(Problem details)
The answer must be every line of the data that holds the word "superficies".

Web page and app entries
#####

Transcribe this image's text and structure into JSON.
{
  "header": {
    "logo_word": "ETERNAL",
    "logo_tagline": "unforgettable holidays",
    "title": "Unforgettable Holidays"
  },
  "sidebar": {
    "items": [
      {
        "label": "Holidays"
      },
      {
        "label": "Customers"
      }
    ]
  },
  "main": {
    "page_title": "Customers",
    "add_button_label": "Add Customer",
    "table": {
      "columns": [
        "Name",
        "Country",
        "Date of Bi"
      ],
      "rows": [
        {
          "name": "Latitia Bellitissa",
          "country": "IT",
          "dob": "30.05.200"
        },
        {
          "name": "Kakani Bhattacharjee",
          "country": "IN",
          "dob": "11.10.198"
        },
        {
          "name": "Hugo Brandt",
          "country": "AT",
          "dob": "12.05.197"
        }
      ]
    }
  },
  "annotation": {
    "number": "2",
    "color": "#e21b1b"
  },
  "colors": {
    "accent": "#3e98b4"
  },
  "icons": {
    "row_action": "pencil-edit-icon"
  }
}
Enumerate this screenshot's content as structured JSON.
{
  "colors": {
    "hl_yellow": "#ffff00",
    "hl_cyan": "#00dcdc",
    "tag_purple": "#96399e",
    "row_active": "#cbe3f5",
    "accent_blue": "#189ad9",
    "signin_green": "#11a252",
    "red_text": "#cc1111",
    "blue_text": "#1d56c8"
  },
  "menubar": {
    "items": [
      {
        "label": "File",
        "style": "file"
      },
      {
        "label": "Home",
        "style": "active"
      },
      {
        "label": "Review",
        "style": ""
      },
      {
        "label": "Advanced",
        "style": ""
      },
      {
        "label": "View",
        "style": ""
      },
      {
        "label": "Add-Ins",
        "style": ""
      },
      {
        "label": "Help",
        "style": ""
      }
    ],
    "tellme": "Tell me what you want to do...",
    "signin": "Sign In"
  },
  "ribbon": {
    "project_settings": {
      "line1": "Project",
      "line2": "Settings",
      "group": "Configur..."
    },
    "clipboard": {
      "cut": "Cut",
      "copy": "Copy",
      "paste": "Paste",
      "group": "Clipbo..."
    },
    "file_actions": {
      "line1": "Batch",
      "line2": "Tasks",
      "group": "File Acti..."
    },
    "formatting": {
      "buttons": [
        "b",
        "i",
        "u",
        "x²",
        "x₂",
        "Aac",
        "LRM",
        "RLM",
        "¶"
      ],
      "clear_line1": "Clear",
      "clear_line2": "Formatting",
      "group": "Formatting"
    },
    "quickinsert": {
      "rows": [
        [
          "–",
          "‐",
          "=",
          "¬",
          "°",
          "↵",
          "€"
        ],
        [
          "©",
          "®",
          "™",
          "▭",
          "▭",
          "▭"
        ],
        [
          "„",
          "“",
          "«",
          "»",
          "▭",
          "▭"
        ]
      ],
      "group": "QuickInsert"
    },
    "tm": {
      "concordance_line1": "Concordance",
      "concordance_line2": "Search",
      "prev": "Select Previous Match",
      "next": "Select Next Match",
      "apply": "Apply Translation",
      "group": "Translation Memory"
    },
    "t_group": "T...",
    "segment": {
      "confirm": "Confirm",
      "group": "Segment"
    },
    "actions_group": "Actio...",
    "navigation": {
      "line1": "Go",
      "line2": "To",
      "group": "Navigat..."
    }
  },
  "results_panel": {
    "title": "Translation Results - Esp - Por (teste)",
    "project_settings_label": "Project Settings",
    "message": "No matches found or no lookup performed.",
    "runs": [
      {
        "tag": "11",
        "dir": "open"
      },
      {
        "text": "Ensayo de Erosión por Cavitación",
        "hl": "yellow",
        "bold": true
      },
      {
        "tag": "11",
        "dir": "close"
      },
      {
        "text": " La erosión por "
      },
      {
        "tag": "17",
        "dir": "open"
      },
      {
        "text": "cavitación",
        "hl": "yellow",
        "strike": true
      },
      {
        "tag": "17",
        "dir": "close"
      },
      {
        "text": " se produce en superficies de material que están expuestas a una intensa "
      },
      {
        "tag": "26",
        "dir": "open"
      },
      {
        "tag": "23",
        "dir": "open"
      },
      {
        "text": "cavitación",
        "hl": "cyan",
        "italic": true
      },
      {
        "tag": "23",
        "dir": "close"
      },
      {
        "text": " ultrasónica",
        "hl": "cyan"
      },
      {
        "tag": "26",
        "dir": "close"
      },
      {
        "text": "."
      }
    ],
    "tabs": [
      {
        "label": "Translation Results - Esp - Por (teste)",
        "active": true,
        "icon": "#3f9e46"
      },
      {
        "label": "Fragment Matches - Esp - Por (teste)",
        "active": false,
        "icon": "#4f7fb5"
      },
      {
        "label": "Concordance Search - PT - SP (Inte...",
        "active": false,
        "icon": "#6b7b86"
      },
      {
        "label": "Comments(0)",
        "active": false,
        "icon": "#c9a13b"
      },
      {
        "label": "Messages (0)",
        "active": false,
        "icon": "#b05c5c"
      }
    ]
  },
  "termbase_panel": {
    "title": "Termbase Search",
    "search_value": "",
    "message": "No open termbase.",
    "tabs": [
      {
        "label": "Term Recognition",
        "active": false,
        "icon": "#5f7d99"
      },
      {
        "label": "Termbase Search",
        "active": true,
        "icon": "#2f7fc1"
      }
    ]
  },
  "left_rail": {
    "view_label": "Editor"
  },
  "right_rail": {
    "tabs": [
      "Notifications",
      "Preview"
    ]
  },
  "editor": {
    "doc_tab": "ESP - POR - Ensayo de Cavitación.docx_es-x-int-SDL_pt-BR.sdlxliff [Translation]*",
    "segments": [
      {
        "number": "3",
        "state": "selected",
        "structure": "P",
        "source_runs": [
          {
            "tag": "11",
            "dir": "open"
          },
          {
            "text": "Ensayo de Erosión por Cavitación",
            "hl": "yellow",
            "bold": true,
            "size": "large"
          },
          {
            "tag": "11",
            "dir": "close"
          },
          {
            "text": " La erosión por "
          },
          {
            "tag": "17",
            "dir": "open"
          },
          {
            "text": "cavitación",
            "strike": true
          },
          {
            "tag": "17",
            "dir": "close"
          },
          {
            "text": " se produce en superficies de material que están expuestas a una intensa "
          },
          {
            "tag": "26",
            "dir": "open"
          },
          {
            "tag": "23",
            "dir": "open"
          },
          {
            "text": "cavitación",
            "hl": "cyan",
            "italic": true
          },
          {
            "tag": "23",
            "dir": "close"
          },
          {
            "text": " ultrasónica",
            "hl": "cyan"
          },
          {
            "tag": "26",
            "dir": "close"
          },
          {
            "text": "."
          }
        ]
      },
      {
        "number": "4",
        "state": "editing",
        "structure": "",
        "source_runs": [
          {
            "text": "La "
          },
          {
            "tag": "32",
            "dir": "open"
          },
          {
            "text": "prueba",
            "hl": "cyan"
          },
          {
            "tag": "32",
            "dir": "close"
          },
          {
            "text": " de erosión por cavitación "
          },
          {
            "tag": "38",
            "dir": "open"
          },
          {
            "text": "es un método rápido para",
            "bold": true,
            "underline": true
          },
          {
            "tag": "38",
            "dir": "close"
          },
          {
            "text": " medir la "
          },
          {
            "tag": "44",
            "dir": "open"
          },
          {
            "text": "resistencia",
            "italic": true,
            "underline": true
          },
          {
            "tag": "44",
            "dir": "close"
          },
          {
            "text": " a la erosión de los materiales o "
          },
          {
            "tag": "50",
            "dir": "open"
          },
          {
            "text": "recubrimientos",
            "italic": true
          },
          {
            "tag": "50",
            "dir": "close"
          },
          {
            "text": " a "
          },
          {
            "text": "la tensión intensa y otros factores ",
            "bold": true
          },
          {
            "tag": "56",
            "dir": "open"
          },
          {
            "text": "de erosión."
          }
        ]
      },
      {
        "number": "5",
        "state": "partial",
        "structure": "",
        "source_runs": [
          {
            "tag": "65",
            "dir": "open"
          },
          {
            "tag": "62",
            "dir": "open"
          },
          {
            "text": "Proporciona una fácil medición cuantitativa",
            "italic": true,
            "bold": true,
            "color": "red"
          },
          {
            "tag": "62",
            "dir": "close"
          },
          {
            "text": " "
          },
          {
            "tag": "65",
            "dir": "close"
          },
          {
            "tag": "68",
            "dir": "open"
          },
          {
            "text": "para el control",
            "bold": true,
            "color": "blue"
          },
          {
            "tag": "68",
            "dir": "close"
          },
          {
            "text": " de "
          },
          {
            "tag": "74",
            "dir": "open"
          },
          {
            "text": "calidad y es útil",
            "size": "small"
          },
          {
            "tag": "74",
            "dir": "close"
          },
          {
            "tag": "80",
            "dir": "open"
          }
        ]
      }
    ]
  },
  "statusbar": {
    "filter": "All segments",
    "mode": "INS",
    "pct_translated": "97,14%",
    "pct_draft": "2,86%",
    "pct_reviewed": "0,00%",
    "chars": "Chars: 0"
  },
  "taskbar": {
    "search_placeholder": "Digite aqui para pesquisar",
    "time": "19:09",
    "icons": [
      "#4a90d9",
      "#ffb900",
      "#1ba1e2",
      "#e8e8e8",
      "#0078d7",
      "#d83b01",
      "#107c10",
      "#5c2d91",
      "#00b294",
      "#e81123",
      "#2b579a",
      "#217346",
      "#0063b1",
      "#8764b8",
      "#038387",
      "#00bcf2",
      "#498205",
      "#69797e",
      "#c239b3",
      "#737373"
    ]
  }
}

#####

(Problem solution)
        "text": " se produce en superficies de material que están expuestas a una intensa "
            "text": " se produce en superficies de material que están expuestas a una intensa "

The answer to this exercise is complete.